Are there challenges? If a team isn’t trying to improve anything, that can indicate apathy or little room for growth on the team. Does everyone on the team reference the same challenge? Consistency can mean good self-awareness across the team (or alternately, a serious problem). Do they seem optimistic about finding a solution?
When I was interviewing at one company, every single person I talked to referenced their design and decision making process being cumbersome and slow. While I obviously wouldn’t want to deal with that, the fact that everyone noticed the problem and wanted it fixed made it seem likely to be addressed quickly. Several of them also referenced discussions they were already having around changing that process.
A good follow-up question might be, “How easy is it to make changes?” or “How empowered do you feel to solve that challenge?” Too much change can be bad, but it’s also a bad sign if it’s impossible to course correct or confront challenges.
Vinnik likes to ask a slightly different question: “What keeps you up at night?” But she’s looking for the same sort of information. “I like to know what real technical and [organizational] challenges the company faces and how they think about [them]. I look for transparency and how they approach challenges,” she says. “If they only talk about working a lot and being paged a lot without thinking about fundamental changes that can help, it’s a red flag. If they say there are no challenges or something vague it’s a yellow flag.”
7. What Is Your Diversity and Inclusion Strategy?
The tech industry (and software engineering in particular) really struggles with diversity and inclusion—despite the fact that research has shown that diversity improves performance.
Paras always wants to make sure that a company isn’t just looking to hire a diverse group, which is often the easier and more obvious thing, but is also working to make their culture more inclusive.
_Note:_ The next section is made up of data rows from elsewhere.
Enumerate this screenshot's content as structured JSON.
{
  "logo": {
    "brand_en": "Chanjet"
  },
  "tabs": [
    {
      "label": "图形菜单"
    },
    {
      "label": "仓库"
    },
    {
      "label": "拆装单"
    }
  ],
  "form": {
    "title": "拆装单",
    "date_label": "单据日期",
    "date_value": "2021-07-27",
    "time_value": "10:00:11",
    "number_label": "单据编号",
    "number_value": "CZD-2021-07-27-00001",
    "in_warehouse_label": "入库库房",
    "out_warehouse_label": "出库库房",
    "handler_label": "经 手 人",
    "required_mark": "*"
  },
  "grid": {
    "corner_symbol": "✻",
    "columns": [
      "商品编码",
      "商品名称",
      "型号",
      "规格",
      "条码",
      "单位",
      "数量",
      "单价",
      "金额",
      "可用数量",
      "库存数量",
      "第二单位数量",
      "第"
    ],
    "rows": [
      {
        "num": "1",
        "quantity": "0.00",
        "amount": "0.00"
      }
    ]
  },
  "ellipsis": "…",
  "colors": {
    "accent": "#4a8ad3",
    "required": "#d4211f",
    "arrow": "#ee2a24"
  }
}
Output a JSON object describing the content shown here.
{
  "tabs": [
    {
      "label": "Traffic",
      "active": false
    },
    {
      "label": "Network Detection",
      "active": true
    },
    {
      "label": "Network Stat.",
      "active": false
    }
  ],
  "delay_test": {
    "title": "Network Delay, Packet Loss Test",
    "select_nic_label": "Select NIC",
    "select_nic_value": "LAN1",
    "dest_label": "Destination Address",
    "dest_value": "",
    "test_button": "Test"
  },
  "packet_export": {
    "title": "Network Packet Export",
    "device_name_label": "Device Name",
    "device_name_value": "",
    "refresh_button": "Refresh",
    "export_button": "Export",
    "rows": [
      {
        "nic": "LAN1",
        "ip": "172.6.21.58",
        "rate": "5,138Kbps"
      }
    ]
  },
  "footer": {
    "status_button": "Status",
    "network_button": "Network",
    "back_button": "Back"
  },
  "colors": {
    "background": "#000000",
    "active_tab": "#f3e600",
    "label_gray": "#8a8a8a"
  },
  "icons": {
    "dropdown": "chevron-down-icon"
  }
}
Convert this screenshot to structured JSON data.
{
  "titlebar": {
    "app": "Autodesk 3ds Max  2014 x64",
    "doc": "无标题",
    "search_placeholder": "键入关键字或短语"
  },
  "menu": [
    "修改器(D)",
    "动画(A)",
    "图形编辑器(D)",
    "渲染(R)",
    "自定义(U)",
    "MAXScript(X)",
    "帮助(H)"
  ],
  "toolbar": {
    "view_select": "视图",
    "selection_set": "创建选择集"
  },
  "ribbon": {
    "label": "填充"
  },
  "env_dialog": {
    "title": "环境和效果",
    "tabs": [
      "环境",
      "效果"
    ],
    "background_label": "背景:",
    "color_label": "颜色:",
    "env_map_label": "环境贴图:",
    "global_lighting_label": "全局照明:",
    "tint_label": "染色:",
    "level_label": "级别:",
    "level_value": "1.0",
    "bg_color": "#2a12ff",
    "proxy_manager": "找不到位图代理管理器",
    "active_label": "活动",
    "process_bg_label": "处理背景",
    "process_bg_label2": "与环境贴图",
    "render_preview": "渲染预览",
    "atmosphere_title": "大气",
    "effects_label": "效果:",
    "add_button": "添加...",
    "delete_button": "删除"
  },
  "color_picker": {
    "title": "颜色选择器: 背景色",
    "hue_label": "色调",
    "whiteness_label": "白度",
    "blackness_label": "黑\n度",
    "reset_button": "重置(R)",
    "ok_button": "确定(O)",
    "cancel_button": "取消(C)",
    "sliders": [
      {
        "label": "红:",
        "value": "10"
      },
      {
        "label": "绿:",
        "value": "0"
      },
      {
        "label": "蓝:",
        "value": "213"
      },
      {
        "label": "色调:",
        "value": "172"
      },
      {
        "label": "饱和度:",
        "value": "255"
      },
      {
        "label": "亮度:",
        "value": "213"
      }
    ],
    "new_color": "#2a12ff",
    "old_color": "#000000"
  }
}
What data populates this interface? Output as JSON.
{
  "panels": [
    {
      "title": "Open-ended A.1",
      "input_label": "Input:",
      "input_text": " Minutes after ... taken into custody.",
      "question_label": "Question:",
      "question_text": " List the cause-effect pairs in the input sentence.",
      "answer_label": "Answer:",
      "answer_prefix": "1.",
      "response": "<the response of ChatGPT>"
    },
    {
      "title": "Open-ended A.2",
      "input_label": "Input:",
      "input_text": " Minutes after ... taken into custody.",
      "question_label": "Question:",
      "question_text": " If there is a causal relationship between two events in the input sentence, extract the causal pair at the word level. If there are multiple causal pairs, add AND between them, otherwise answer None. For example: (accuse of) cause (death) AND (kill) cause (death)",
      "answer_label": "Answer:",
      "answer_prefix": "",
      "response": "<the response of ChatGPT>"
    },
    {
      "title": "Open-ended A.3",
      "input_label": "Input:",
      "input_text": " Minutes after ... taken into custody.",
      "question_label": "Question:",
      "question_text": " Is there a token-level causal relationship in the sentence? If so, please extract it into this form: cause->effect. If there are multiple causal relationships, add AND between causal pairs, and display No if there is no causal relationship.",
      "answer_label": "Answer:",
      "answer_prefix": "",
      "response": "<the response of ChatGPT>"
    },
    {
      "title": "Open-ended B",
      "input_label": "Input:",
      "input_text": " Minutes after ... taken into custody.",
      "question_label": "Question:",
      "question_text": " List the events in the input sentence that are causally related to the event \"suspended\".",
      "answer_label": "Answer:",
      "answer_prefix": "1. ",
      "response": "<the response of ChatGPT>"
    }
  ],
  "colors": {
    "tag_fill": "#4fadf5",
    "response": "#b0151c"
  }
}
Inclusion efforts might mean supporting employee resource groups, educating leaders, and fostering company values around celebrating differences. Paras also points out that with diversity and inclusion, grassroots efforts alone aren’t enough, so it’s important to find out if and how leadership supports the efforts.
You’d be hard-pressed to find a software company with perfect diversity numbers, so you’re not necessarily looking for them to have everything figured out. Instead, you’re trying to gauge how they respond to a longstanding problem, if they’re even willing to admit they have one. I find it extremely telling to see if a company tries to put a positive spin on something negative or if they admit they have work to do. I also like to see how much thought and effort they’ve put toward doing better. Are they trying creative solutions? Are they using data to inform their efforts? Are they actually working to fix the issue or are they complacent and giving excuses? (Read more about how to tell if a company’s walking the walk on diversity and inclusion here.)
The answer might tell you more about the company than just its D&I strategy. How a company approaches this very challenging problem can be indicative of how they approach other complicated issues and how transparent they tend to be. Do they face obstacles head-on and strive for constant improvement even when it’s hard or do they just push things under the rug?
With most of these questions, there isn’t a general right or wrong answer. It’s all about finding the place that sounds perfect to you. Do you thrive with consistency or chaos? Do you work well under pressure or do you shut down? Do you get excited about working with brand-new technologies or do you get tired even contemplating it?
Almost every company you’ll talk to leaves at least five minutes at the end of each interview for you to ask any questions you have. Use that time wisely. Your job is a big part of your life, so it’s worth taking the time to ensure the one you’re accepting is the best possible fit for you.